This category applies to contracts, agreements, pacts, etc., concluded in the first world war: before, during or after. As in Europe, the Middle East was divided by a series of agreements reached at peace conferences. Unlike Europe, these divisions were largely the result of agreements already concluded during the war. On January 8, 1918, President Woodrow Wilson edited the post-war goals, the Fourteen Points. He outlined a policy of free trade, open agreements and democracy. While the term was not used, self-determination was adopted. He called for an end to the negotiations of war, international disarmament, the withdrawal of the central powers from the occupied territories, the creation of a Polish state, the revival of European borders along ethnic lines and the establishment of a society of nations to guarantee the political independence and territorial integrity of all States.  [n. 3] He called for a just and democratic peace, uncompromisingd by territorial annexation.

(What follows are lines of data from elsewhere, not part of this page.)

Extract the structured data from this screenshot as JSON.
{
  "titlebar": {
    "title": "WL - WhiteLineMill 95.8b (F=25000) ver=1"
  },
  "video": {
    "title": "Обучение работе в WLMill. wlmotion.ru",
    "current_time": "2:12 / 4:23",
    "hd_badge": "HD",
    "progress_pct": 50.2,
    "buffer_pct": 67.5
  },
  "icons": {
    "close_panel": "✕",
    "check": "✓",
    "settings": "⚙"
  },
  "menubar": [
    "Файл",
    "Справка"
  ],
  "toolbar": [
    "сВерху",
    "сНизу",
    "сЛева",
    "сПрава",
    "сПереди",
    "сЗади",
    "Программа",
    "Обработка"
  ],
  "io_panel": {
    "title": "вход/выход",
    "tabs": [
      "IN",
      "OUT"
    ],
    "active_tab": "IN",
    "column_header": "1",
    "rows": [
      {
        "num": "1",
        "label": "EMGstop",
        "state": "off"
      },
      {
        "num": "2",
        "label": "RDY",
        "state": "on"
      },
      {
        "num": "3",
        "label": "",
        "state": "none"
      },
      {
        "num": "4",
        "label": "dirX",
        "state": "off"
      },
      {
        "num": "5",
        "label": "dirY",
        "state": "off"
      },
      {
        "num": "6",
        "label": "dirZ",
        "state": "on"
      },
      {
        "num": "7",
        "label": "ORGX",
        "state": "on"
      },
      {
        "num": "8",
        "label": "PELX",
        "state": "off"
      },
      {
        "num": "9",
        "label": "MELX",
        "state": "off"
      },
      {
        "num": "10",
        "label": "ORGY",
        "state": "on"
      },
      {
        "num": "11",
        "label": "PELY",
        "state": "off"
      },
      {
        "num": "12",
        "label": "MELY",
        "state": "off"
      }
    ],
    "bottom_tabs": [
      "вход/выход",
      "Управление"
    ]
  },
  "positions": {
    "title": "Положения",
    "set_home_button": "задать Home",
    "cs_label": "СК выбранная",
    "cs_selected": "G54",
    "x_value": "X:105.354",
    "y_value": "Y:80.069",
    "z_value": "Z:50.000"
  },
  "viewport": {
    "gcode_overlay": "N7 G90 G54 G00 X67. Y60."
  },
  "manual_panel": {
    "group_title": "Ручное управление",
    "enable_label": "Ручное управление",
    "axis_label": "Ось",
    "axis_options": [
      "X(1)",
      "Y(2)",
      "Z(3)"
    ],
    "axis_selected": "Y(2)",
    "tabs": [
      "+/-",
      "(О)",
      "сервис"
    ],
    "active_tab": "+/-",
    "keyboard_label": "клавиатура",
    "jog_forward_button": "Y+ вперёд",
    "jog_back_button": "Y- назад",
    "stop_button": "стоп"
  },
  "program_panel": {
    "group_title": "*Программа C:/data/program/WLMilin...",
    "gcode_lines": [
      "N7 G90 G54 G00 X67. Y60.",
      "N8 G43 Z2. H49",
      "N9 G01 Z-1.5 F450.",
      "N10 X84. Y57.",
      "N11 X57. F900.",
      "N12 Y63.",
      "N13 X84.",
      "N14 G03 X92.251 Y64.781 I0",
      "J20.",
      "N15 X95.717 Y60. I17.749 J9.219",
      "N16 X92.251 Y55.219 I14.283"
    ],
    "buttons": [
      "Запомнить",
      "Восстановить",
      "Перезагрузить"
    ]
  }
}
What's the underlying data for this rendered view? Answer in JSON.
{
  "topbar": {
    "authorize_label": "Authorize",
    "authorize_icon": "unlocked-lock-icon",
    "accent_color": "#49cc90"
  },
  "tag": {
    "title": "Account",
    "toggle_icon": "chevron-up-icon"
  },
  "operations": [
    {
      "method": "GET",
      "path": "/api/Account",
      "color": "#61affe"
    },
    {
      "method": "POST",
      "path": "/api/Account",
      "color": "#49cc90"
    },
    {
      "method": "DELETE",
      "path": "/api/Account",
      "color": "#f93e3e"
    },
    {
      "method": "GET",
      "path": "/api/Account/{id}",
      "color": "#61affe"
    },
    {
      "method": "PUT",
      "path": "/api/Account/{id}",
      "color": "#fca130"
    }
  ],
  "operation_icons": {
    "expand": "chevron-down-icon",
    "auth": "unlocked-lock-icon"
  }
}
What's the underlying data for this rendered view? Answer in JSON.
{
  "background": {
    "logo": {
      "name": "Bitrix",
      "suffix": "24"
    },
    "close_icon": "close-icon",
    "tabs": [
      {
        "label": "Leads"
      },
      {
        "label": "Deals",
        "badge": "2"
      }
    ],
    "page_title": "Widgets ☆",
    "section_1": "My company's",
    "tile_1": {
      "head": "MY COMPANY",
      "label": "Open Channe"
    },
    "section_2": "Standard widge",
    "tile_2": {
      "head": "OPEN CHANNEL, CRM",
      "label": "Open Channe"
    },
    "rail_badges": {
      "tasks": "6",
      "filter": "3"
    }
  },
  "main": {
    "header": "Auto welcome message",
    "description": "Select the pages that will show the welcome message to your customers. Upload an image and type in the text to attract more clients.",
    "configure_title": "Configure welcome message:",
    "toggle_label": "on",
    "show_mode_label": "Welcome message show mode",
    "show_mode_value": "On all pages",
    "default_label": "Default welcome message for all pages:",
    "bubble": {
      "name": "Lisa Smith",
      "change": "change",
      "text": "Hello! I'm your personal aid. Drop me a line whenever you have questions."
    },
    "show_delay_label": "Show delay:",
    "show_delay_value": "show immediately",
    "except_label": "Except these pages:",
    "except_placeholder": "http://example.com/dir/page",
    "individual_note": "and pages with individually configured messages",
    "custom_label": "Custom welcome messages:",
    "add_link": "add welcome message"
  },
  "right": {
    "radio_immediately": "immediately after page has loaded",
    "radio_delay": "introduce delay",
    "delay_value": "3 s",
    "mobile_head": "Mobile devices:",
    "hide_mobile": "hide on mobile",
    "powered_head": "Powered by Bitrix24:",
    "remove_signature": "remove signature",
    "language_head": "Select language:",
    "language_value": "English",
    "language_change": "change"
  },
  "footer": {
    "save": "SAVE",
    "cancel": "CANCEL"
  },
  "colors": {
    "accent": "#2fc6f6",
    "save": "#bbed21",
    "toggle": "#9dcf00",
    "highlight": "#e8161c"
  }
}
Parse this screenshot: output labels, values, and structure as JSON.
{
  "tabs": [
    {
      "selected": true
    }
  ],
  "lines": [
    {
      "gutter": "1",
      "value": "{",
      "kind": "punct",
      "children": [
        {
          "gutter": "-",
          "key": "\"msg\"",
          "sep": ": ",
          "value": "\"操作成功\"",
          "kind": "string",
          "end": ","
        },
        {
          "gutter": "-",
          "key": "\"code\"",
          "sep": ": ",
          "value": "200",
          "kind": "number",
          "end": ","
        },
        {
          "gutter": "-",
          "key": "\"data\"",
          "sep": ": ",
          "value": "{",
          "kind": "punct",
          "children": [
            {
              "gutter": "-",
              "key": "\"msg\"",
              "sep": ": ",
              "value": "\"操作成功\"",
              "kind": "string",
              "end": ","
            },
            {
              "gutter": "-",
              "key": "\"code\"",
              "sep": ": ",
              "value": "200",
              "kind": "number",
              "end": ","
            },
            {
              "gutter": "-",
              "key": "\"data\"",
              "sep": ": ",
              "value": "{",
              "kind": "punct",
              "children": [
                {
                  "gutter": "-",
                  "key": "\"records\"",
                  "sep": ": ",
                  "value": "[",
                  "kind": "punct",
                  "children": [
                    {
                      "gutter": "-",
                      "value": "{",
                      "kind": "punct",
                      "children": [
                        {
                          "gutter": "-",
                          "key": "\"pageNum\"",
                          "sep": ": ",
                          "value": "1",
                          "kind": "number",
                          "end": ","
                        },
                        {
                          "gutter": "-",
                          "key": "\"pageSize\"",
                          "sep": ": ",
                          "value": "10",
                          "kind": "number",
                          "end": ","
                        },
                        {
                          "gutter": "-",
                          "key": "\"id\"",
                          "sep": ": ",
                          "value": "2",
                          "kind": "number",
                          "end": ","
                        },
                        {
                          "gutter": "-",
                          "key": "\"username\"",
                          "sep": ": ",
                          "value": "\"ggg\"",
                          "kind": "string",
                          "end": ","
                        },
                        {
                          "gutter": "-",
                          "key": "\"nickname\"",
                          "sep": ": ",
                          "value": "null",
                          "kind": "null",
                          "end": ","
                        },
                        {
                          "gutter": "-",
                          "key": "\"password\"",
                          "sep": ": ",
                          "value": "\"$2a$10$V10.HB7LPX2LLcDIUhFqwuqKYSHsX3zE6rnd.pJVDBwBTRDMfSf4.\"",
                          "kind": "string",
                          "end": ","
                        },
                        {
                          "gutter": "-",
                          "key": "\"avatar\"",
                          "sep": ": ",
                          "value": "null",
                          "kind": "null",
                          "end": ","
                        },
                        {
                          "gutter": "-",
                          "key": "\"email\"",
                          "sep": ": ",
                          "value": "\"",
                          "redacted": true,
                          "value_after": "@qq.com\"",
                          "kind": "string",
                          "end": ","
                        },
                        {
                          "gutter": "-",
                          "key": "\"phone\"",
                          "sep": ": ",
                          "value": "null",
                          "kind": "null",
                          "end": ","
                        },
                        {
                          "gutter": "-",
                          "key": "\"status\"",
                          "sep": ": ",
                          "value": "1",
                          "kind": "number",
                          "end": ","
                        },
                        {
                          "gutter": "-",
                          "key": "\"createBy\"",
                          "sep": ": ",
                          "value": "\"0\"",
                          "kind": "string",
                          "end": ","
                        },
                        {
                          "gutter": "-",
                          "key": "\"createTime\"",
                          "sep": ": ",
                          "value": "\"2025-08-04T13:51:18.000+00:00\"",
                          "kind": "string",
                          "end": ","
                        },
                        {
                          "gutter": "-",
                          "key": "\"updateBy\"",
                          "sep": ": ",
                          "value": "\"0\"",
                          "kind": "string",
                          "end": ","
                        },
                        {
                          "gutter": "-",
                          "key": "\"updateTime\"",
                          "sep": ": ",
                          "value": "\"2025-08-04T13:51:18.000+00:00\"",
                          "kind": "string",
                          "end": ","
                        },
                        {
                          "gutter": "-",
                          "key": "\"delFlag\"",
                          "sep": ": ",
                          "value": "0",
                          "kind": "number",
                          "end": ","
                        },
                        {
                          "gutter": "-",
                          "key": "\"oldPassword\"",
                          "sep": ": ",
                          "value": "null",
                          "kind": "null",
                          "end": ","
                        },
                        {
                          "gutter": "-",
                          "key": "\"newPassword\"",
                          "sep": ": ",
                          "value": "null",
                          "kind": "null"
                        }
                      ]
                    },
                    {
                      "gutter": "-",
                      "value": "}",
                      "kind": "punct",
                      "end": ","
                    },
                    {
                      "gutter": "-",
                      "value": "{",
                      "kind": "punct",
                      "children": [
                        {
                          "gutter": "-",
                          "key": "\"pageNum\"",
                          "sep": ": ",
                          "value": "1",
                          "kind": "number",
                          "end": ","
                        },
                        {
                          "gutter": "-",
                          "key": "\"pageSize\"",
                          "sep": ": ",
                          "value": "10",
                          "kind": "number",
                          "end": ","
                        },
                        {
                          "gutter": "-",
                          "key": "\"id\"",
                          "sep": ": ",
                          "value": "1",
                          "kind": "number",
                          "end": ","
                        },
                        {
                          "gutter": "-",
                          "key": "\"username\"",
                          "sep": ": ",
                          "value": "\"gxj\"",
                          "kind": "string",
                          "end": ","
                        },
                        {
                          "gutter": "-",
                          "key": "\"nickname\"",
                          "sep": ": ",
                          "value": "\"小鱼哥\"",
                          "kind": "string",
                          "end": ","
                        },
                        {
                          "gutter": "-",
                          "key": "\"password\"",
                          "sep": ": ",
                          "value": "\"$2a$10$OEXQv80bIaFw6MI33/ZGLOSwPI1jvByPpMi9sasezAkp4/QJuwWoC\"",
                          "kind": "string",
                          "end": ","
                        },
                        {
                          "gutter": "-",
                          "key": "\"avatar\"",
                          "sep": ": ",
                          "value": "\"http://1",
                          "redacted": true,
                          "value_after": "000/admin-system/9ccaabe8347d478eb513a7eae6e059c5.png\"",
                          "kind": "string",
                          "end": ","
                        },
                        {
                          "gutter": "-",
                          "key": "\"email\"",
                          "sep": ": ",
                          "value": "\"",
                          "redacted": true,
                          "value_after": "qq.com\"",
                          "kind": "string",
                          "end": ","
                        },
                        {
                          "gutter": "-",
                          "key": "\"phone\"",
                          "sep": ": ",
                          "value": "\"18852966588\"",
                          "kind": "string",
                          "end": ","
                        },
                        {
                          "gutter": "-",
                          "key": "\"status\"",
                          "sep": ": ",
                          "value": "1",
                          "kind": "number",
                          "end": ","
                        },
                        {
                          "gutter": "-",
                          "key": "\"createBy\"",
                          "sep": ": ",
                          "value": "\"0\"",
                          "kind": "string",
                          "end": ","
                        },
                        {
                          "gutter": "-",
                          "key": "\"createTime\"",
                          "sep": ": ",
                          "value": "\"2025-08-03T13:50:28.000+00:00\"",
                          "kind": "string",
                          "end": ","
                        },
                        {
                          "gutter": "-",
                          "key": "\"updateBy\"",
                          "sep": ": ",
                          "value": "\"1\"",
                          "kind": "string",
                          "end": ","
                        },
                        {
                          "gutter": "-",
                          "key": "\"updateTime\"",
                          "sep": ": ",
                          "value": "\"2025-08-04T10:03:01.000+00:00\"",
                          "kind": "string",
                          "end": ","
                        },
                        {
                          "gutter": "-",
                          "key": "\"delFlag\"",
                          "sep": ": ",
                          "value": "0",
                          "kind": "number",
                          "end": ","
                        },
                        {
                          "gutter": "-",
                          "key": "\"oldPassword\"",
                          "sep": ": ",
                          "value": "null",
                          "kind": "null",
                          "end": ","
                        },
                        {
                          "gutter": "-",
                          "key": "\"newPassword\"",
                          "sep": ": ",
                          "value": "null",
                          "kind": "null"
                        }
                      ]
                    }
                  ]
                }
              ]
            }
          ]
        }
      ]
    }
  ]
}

The fourteen points were based on the study of the survey, a team of about 150 advisers, led by foreign policy adviser Edward M. House, on the topics that will likely appear in the expected peace conference.  The ceasefire was in fact a German capitulation, as its conditions put an end to any possibility of Germany continuing the war. Similar agreements have already been signed by Bulgaria, Turkey and Austria. However, the peace treaties that officially ended the First World War were not signed until 1919. After the Holocaust, which killed more than 6 million Jews, there was a wave of Jewish immigration to Palestine. Britain has struggled to stem the crisis and has entrusted the United Nations with the task of deciding the future of Palestine. Dr.
Sam Willis discovers how British artist Norman Wilkinson developed a dazzling cover during the First World War to protect ships from German submarines. After the implementation of the treaty, Upper Silesia was first governed by Great Britain, France and Italy.  Between 1919 and 1921, three violent violence erupted between German and Polish civilians, resulting in the involvement of the German and Polish armed forces.   In March 1921, the Inter-Allied Commission held the plebiscite in Upper Silesia, which was peaceful despite previous violence. The referendum led about 60% of the population to vote for the province to remain in Germany.  Following the vote, the League of Nations debated the future of the province.  In 1922, Upper Silesia was divided: Oppeln remained in northwestern Germany, while the province of Silesia, to the southeast, was transferred to Poland.  The regions of Alsace and Lorraine have been repatriated to France and Saarland to Germany for 15 years internationally.